* Your assignment: Where does the word "title" occur in the data below? Copy each line that holds it.

Stored data entries:
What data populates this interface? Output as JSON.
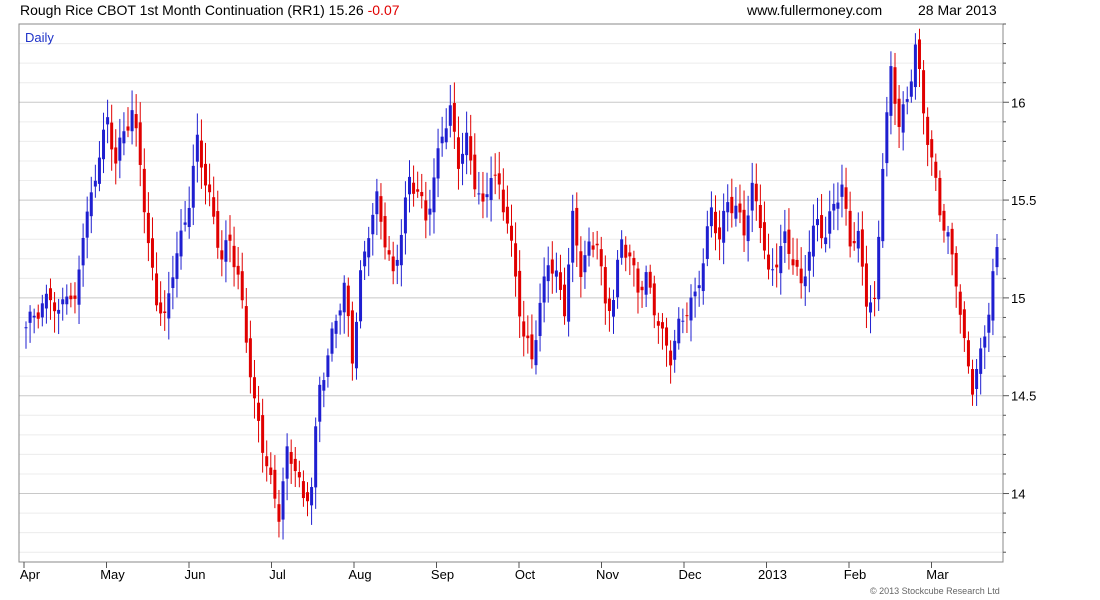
{
  "header": {
    "title": "Rough Rice CBOT 1st Month Continuation (RR1)",
    "last": "15.26",
    "change": "-0.07",
    "website": "www.fullermoney.com",
    "date": "28 Mar 2013"
  },
  "period_label": "Daily",
  "copyright": "© 2013 Stockcube Research Ltd",
  "colors": {
    "up": "#1f1fd0",
    "down": "#e00000",
    "grid": "#d4d4d4",
    "frame": "#888888"
  },
  "chart_data": {
    "type": "candlestick",
    "title": "Rough Rice CBOT 1st Month Continuation (RR1)",
    "ylim": [
      13.65,
      16.4
    ],
    "yticks": [
      14,
      14.5,
      15,
      15.5,
      16
    ],
    "x_labels": [
      "Apr",
      "May",
      "Jun",
      "Jul",
      "Aug",
      "Sep",
      "Oct",
      "Nov",
      "Dec",
      "2013",
      "Feb",
      "Mar"
    ],
    "grid": true,
    "last_close": 15.26,
    "close_series": [
      14.85,
      14.92,
      14.95,
      15.02,
      14.9,
      15.05,
      14.95,
      15.35,
      15.5,
      15.75,
      15.9,
      15.7,
      15.85,
      15.95,
      15.7,
      15.25,
      15.0,
      14.88,
      15.15,
      15.3,
      15.5,
      15.8,
      15.6,
      15.4,
      15.2,
      15.3,
      15.1,
      14.8,
      14.45,
      14.25,
      14.05,
      13.9,
      14.2,
      14.15,
      13.95,
      14.05,
      14.55,
      14.7,
      14.9,
      15.05,
      14.7,
      15.1,
      15.35,
      15.5,
      15.3,
      15.1,
      15.35,
      15.6,
      15.55,
      15.4,
      15.6,
      15.85,
      15.95,
      15.7,
      15.8,
      15.6,
      15.45,
      15.65,
      15.55,
      15.4,
      15.1,
      14.8,
      14.7,
      14.95,
      15.2,
      15.1,
      14.95,
      15.4,
      15.15,
      15.25,
      15.3,
      14.95,
      15.0,
      15.3,
      15.2,
      15.05,
      15.1,
      14.95,
      14.8,
      14.7,
      14.85,
      14.95,
      15.0,
      15.2,
      15.45,
      15.3,
      15.5,
      15.45,
      15.35,
      15.55,
      15.4,
      15.1,
      15.2,
      15.3,
      15.2,
      15.05,
      15.25,
      15.4,
      15.3,
      15.5,
      15.55,
      15.3,
      15.3,
      15.0,
      14.95,
      15.7,
      16.15,
      15.9,
      16.0,
      16.3,
      15.95,
      15.7,
      15.45,
      15.3,
      15.1,
      14.75,
      14.55,
      14.7,
      14.95,
      15.26
    ]
  }
}
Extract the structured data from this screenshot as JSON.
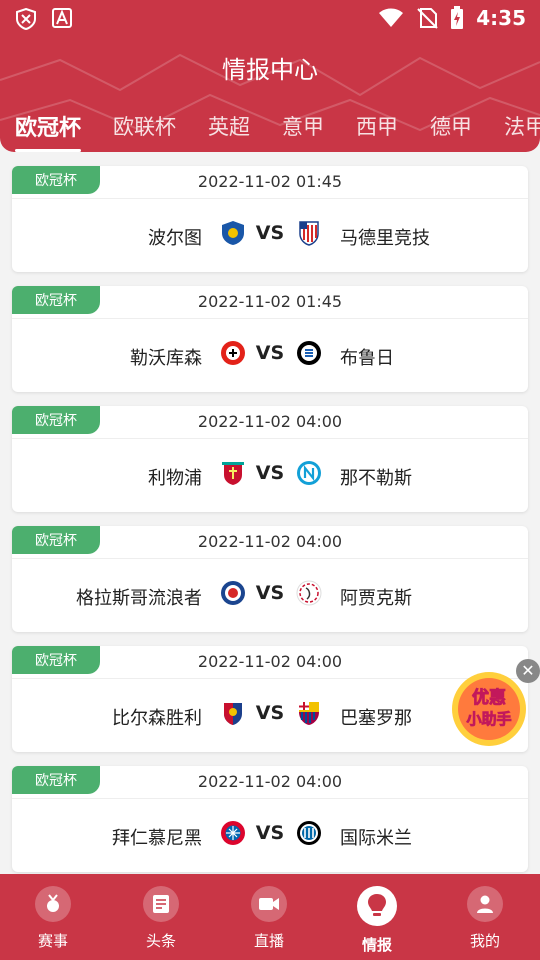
{
  "status_bar": {
    "time": "4:35"
  },
  "header": {
    "title": "情报中心"
  },
  "tabs": [
    {
      "label": "欧冠杯",
      "active": true
    },
    {
      "label": "欧联杯"
    },
    {
      "label": "英超"
    },
    {
      "label": "意甲"
    },
    {
      "label": "西甲"
    },
    {
      "label": "德甲"
    },
    {
      "label": "法甲"
    }
  ],
  "matches": [
    {
      "league": "欧冠杯",
      "datetime": "2022-11-02 01:45",
      "home": "波尔图",
      "away": "马德里竞技",
      "vs": "VS",
      "home_logo": "porto-crest-icon",
      "away_logo": "atletico-crest-icon"
    },
    {
      "league": "欧冠杯",
      "datetime": "2022-11-02 01:45",
      "home": "勒沃库森",
      "away": "布鲁日",
      "vs": "VS",
      "home_logo": "leverkusen-crest-icon",
      "away_logo": "brugge-crest-icon"
    },
    {
      "league": "欧冠杯",
      "datetime": "2022-11-02 04:00",
      "home": "利物浦",
      "away": "那不勒斯",
      "vs": "VS",
      "home_logo": "liverpool-crest-icon",
      "away_logo": "napoli-crest-icon"
    },
    {
      "league": "欧冠杯",
      "datetime": "2022-11-02 04:00",
      "home": "格拉斯哥流浪者",
      "away": "阿贾克斯",
      "vs": "VS",
      "home_logo": "rangers-crest-icon",
      "away_logo": "ajax-crest-icon"
    },
    {
      "league": "欧冠杯",
      "datetime": "2022-11-02 04:00",
      "home": "比尔森胜利",
      "away": "巴塞罗那",
      "vs": "VS",
      "home_logo": "plzen-crest-icon",
      "away_logo": "barcelona-crest-icon"
    },
    {
      "league": "欧冠杯",
      "datetime": "2022-11-02 04:00",
      "home": "拜仁慕尼黑",
      "away": "国际米兰",
      "vs": "VS",
      "home_logo": "bayern-crest-icon",
      "away_logo": "inter-crest-icon"
    }
  ],
  "promo": {
    "line1": "优惠",
    "line2": "小助手",
    "close": "✕"
  },
  "bottom_nav": [
    {
      "label": "赛事",
      "icon": "medal-icon"
    },
    {
      "label": "头条",
      "icon": "news-icon"
    },
    {
      "label": "直播",
      "icon": "video-icon"
    },
    {
      "label": "情报",
      "icon": "bulb-icon",
      "active": true
    },
    {
      "label": "我的",
      "icon": "user-icon"
    }
  ],
  "colors": {
    "primary": "#c93646",
    "badge": "#4caf6e",
    "background": "#f3f3f3"
  }
}
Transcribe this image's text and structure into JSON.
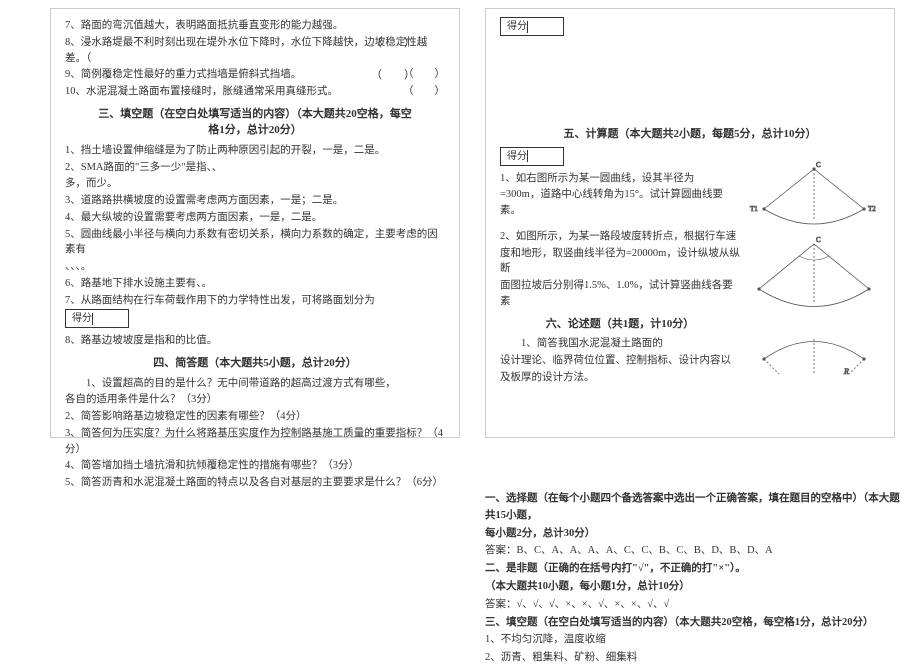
{
  "scoreLabel": "得分",
  "left": {
    "q7": "7、路面的弯沉值越大，表明路面抵抗垂直变形的能力越强。",
    "q8": "8、浸水路堤最不利时刻出现在堤外水位下降时，水位下降越快，边坡稳定性越差。（",
    "q9": "9、简例覆稳定性最好的重力式挡墙是俯斜式挡墙。",
    "q10": "10、水泥混凝土路面布置接缝时，胀缝通常采用真缝形式。",
    "tf1": "（　　）",
    "tf2": "（　　）",
    "tf3": "（　　）",
    "s3head1": "三、填空题（在空白处填写适当的内容）（本大题共20空格，每空",
    "s3head2": "格1分，总计20分）",
    "s3q1": "1、挡土墙设置伸缩缝是为了防止两种原因引起的开裂，一是，二是。",
    "s3q2": "2、SMA路面的\"三多一少\"是指、、",
    "s3q2b": "多，而少。",
    "s3q3": "3、道路路拱横坡度的设置需考虑两方面因素，一是；二是。",
    "s3q4": "4、最大纵坡的设置需要考虑两方面因素，一是，二是。",
    "s3q5": "5、圆曲线最小半径与横向力系数有密切关系，横向力系数的确定，主要考虑的因素有",
    "s3q5b": "、、、。",
    "s3q6": "6、路基地下排水设施主要有、。",
    "s3q7": "7、从路面结构在行车荷载作用下的力学特性出发，可将路面划分为",
    "s3q8": "8、路基边坡坡度是指和的比值。",
    "s4head": "四、简答题（本大题共5小题，总计20分）",
    "s4q1": "1、设置超高的目的是什么？无中间带道路的超高过渡方式有哪些，",
    "s4q1b": "各自的适用条件是什么？（3分）",
    "s4q2": "2、简答影响路基边坡稳定性的因素有哪些？（4分）",
    "s4q3": "3、简答何为压实度？为什么将路基压实度作为控制路基施工质量的重要指标？（4分）",
    "s4q4": "4、简答增加挡土墙抗滑和抗倾覆稳定性的措施有哪些？（3分）",
    "s4q5": "5、简答沥青和水泥混凝土路面的特点以及各自对基层的主要要求是什么？（6分）"
  },
  "right": {
    "s5head": "五、计算题（本大题共2小题，每题5分，总计10分）",
    "s5q1a": "1、如右图所示为某一圆曲线，设其半径为",
    "s5q1b": "=300m，道路中心线转角为15°。试计算圆曲线要素。",
    "s5q2a": "2、如图所示，为某一路段坡度转折点，根据行车速",
    "s5q2b": "度和地形，取竖曲线半径为=20000m，设计纵坡从纵断",
    "s5q2c": "面图拉坡后分别得1.5%、1.0%，试计算竖曲线各要素",
    "s6head": "六、论述题（共1题，计10分）",
    "s6q1a": "1、简答我国水泥混凝土路面的",
    "s6q1b": "设计理论、临界荷位位置、控制指标、设计内容以",
    "s6q1c": "及板厚的设计方法。"
  },
  "answers": {
    "a1head": "一、选择题（在每个小题四个备选答案中选出一个正确答案，填在题目的空格中）（本大题共15小题，",
    "a1head2": "每小题2分，总计30分）",
    "a1ans": "答案：B、C、A、A、A、A、C、C、B、C、B、D、B、D、A",
    "a2head": "二、是非题（正确的在括号内打\"√\"，不正确的打\"×\"）。",
    "a2head2": "（本大题共10小题，每小题1分，总计10分）",
    "a2ans": "答案：√、√、√、×、×、√、×、×、√、√",
    "a3head": "三、填空题（在空白处填写适当的内容）（本大题共20空格，每空格1分，总计20分）",
    "a3q1": "1、不均匀沉降，温度收缩",
    "a3q2": "2、沥青、粗集料、矿粉、细集料"
  }
}
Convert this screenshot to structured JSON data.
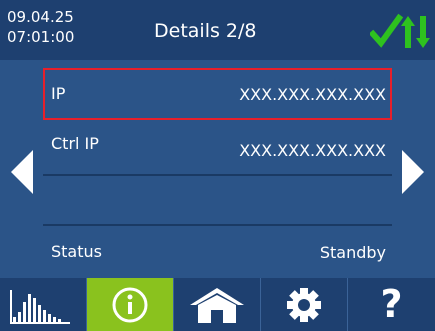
{
  "header": {
    "date": "09.04.25",
    "time": "07:01:00",
    "title": "Details 2/8",
    "icons": [
      "checkmark-icon",
      "up-down-arrows-icon"
    ],
    "colors": {
      "check": "#2ec21f",
      "arrows": "#2ec21f"
    }
  },
  "nav": {
    "prev_icon": "arrow-left-icon",
    "next_icon": "arrow-right-icon"
  },
  "rows": [
    {
      "label": "IP",
      "value": "XXX.XXX.XXX.XXX",
      "selected": true
    },
    {
      "label": "Ctrl IP",
      "value": "XXX.XXX.XXX.XXX",
      "selected": false
    },
    {
      "label": "",
      "value": "",
      "selected": false
    },
    {
      "label": "Status",
      "value": "Standby",
      "selected": false
    }
  ],
  "tabs": [
    {
      "icon": "bar-chart-icon",
      "active": false
    },
    {
      "icon": "info-icon",
      "active": true
    },
    {
      "icon": "home-icon",
      "active": false
    },
    {
      "icon": "gear-icon",
      "active": false
    },
    {
      "icon": "help-icon",
      "text": "?",
      "active": false
    }
  ],
  "colors": {
    "background": "#1e4272",
    "panel": "#2b5488",
    "active_tab": "#8ac21e",
    "selection": "#e8202a"
  }
}
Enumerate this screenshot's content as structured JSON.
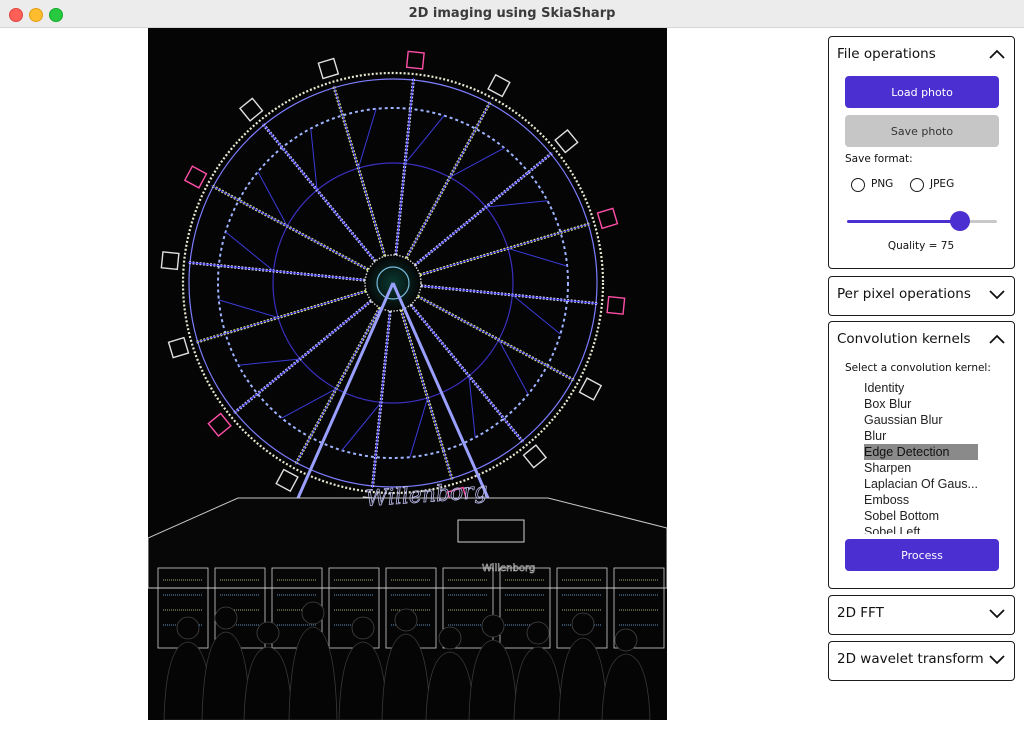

* Answer to the exercise:
    "title": "Rough Rice CBOT 1st Month Continuation (RR1)",
    "title": "Rough Rice CBOT 1st Month Continuation (RR1)",
    "title": "情报中心"
    "title": "Details 2/8",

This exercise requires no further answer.